Write out the whole listing. Leave out nothing.

- [Exercise inputs]
- - - -

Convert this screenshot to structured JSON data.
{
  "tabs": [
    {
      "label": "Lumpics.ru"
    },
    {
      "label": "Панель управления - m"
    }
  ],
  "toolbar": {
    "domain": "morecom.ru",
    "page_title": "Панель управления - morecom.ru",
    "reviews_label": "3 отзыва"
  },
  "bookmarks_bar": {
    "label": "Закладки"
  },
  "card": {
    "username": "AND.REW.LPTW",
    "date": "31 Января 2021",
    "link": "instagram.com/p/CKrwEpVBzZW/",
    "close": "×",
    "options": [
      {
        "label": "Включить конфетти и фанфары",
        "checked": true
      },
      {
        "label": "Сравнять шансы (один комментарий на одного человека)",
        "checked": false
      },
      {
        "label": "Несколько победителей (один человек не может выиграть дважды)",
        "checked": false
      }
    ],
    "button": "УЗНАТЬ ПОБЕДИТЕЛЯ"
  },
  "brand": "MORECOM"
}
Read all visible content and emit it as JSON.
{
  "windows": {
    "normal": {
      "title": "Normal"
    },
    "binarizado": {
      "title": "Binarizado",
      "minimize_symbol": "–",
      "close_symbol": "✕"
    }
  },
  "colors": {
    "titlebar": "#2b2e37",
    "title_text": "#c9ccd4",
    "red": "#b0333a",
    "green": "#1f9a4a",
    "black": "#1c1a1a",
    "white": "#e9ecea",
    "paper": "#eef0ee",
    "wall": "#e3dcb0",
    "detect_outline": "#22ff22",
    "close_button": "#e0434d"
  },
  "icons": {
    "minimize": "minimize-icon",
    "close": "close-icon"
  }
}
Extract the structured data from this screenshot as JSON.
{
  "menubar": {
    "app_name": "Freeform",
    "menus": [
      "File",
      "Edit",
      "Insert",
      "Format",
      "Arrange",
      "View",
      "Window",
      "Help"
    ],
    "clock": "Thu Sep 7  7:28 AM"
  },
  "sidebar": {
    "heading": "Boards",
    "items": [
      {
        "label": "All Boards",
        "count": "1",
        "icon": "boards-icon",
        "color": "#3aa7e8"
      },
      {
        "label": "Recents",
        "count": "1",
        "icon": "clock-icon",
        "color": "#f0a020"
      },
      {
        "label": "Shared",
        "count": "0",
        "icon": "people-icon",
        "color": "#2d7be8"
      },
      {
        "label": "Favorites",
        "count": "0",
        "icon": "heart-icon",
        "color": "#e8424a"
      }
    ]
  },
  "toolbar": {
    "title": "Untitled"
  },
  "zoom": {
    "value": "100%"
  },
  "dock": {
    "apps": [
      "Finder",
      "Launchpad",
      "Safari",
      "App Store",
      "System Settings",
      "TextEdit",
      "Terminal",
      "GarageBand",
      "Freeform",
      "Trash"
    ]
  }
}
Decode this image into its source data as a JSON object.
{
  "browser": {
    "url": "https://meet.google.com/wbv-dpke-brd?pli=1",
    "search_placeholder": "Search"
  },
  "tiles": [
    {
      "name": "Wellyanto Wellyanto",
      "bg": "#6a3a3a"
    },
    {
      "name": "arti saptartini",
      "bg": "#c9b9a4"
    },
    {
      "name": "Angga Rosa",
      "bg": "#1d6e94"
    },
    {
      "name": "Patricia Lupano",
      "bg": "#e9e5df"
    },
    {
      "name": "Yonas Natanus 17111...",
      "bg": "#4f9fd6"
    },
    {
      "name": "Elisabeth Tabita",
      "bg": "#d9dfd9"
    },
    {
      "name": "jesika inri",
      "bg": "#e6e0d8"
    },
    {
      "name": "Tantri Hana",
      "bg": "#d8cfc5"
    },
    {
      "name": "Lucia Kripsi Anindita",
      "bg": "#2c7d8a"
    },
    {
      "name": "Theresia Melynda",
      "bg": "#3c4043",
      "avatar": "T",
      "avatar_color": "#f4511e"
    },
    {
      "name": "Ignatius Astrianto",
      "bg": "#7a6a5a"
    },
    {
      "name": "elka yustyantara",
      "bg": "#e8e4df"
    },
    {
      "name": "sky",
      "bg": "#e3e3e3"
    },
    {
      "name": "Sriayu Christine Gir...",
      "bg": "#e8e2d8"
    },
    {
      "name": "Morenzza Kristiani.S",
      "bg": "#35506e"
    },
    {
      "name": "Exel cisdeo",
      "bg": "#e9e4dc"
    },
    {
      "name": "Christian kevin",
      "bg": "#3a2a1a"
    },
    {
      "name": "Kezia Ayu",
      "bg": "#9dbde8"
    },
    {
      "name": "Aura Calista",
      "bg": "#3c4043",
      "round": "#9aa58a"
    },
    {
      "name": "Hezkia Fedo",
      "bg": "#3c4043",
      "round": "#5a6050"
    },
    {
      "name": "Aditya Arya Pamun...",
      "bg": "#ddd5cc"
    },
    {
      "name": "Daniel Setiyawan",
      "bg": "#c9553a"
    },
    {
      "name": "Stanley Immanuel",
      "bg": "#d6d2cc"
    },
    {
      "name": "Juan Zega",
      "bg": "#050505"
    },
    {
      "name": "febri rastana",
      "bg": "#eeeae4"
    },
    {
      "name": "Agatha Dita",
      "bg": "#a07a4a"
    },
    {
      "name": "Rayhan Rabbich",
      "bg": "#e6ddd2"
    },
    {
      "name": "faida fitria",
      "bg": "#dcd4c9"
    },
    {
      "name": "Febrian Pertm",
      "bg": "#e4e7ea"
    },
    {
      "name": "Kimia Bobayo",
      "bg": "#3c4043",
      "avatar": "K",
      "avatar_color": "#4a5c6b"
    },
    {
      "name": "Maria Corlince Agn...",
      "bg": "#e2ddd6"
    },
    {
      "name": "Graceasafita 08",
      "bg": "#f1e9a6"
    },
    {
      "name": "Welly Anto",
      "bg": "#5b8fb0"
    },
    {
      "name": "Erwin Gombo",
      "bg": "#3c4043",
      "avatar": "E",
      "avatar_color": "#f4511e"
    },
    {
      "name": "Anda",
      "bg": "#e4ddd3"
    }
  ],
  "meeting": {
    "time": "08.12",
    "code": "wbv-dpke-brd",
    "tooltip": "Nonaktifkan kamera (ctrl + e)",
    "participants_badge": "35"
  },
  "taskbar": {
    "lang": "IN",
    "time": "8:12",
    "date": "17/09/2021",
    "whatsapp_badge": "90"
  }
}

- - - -

- [Expected answer]
Convert this screenshot to structured JSON data.
{
  "tabs": [
    {
      "label": "Lumpics.ru"
    },
    {
      "label": "Панель управления - m"
    }
  ],
  "toolbar": {
    "domain": "morecom.ru",
    "page_title": "Панель управления - morecom.ru",
    "reviews_label": "3 отзыва"
  },
  "bookmarks_bar": {
    "label": "Закладки"
  },
  "card": {
    "username": "AND.REW.LPTW",
    "date": "31 Января 2021",
    "link": "instagram.com/p/CKrwEpVBzZW/",
    "close": "×",
    "options": [
      {
        "label": "Включить конфетти и фанфары",
        "checked": true
      },
      {
        "label": "Сравнять шансы (один комментарий на одного человека)",
        "checked": false
      },
      {
        "label": "Несколько победителей (один человек не может выиграть дважды)",
        "checked": false
      }
    ],
    "button": "УЗНАТЬ ПОБЕДИТЕЛЯ"
  },
  "brand": "MORECOM"
}
Read all visible content and emit it as JSON.
{
  "windows": {
    "normal": {
      "title": "Normal"
    },
    "binarizado": {
      "title": "Binarizado",
      "minimize_symbol": "–",
      "close_symbol": "✕"
    }
  },
  "colors": {
    "titlebar": "#2b2e37",
    "title_text": "#c9ccd4",
    "red": "#b0333a",
    "green": "#1f9a4a",
    "black": "#1c1a1a",
    "white": "#e9ecea",
    "paper": "#eef0ee",
    "wall": "#e3dcb0",
    "detect_outline": "#22ff22",
    "close_button": "#e0434d"
  },
  "icons": {
    "minimize": "minimize-icon",
    "close": "close-icon"
  }
}
Extract the structured data from this screenshot as JSON.
{
  "menubar": {
    "app_name": "Freeform",
    "menus": [
      "File",
      "Edit",
      "Insert",
      "Format",
      "Arrange",
      "View",
      "Window",
      "Help"
    ],
    "clock": "Thu Sep 7  7:28 AM"
  },
  "sidebar": {
    "heading": "Boards",
    "items": [
      {
        "label": "All Boards",
        "count": "1",
        "icon": "boards-icon",
        "color": "#3aa7e8"
      },
      {
        "label": "Recents",
        "count": "1",
        "icon": "clock-icon",
        "color": "#f0a020"
      },
      {
        "label": "Shared",
        "count": "0",
        "icon": "people-icon",
        "color": "#2d7be8"
      },
      {
        "label": "Favorites",
        "count": "0",
        "icon": "heart-icon",
        "color": "#e8424a"
      }
    ]
  },
  "toolbar": {
    "title": "Untitled"
  },
  "zoom": {
    "value": "100%"
  },
  "dock": {
    "apps": [
      "Finder",
      "Launchpad",
      "Safari",
      "App Store",
      "System Settings",
      "TextEdit",
      "Terminal",
      "GarageBand",
      "Freeform",
      "Trash"
    ]
  }
}
Decode this image into its source data as a JSON object.
{
  "browser": {
    "url": "https://meet.google.com/wbv-dpke-brd?pli=1",
    "search_placeholder": "Search"
  },
  "tiles": [
    {
      "name": "Wellyanto Wellyanto",
      "bg": "#6a3a3a"
    },
    {
      "name": "arti saptartini",
      "bg": "#c9b9a4"
    },
    {
      "name": "Angga Rosa",
      "bg": "#1d6e94"
    },
    {
      "name": "Patricia Lupano",
      "bg": "#e9e5df"
    },
    {
      "name": "Yonas Natanus 17111...",
      "bg": "#4f9fd6"
    },
    {
      "name": "Elisabeth Tabita",
      "bg": "#d9dfd9"
    },
    {
      "name": "jesika inri",
      "bg": "#e6e0d8"
    },
    {
      "name": "Tantri Hana",
      "bg": "#d8cfc5"
    },
    {
      "name": "Lucia Kripsi Anindita",
      "bg": "#2c7d8a"
    },
    {
      "name": "Theresia Melynda",
      "bg": "#3c4043",
      "avatar": "T",
      "avatar_color": "#f4511e"
    },
    {
      "name": "Ignatius Astrianto",
      "bg": "#7a6a5a"
    },
    {
      "name": "elka yustyantara",
      "bg": "#e8e4df"
    },
    {
      "name": "sky",
      "bg": "#e3e3e3"
    },
    {
      "name": "Sriayu Christine Gir...",
      "bg": "#e8e2d8"
    },
    {
      "name": "Morenzza Kristiani.S",
      "bg": "#35506e"
    },
    {
      "name": "Exel cisdeo",
      "bg": "#e9e4dc"
    },
    {
      "name": "Christian kevin",
      "bg": "#3a2a1a"
    },
    {
      "name": "Kezia Ayu",
      "bg": "#9dbde8"
    },
    {
      "name": "Aura Calista",
      "bg": "#3c4043",
      "round": "#9aa58a"
    },
    {
      "name": "Hezkia Fedo",
      "bg": "#3c4043",
      "round": "#5a6050"
    },
    {
      "name": "Aditya Arya Pamun...",
      "bg": "#ddd5cc"
    },
    {
      "name": "Daniel Setiyawan",
      "bg": "#c9553a"
    },
    {
      "name": "Stanley Immanuel",
      "bg": "#d6d2cc"
    },
    {
      "name": "Juan Zega",
      "bg": "#050505"
    },
    {
      "name": "febri rastana",
      "bg": "#eeeae4"
    },
    {
      "name": "Agatha Dita",
      "bg": "#a07a4a"
    },
    {
      "name": "Rayhan Rabbich",
      "bg": "#e6ddd2"
    },
    {
      "name": "faida fitria",
      "bg": "#dcd4c9"
    },
    {
      "name": "Febrian Pertm",
      "bg": "#e4e7ea"
    },
    {
      "name": "Kimia Bobayo",
      "bg": "#3c4043",
      "avatar": "K",
      "avatar_color": "#4a5c6b"
    },
    {
      "name": "Maria Corlince Agn...",
      "bg": "#e2ddd6"
    },
    {
      "name": "Graceasafita 08",
      "bg": "#f1e9a6"
    },
    {
      "name": "Welly Anto",
      "bg": "#5b8fb0"
    },
    {
      "name": "Erwin Gombo",
      "bg": "#3c4043",
      "avatar": "E",
      "avatar_color": "#f4511e"
    },
    {
      "name": "Anda",
      "bg": "#e4ddd3"
    }
  ],
  "meeting": {
    "time": "08.12",
    "code": "wbv-dpke-brd",
    "tooltip": "Nonaktifkan kamera (ctrl + e)",
    "participants_badge": "35"
  },
  "taskbar": {
    "lang": "IN",
    "time": "8:12",
    "date": "17/09/2021",
    "whatsapp_badge": "90"
  }
}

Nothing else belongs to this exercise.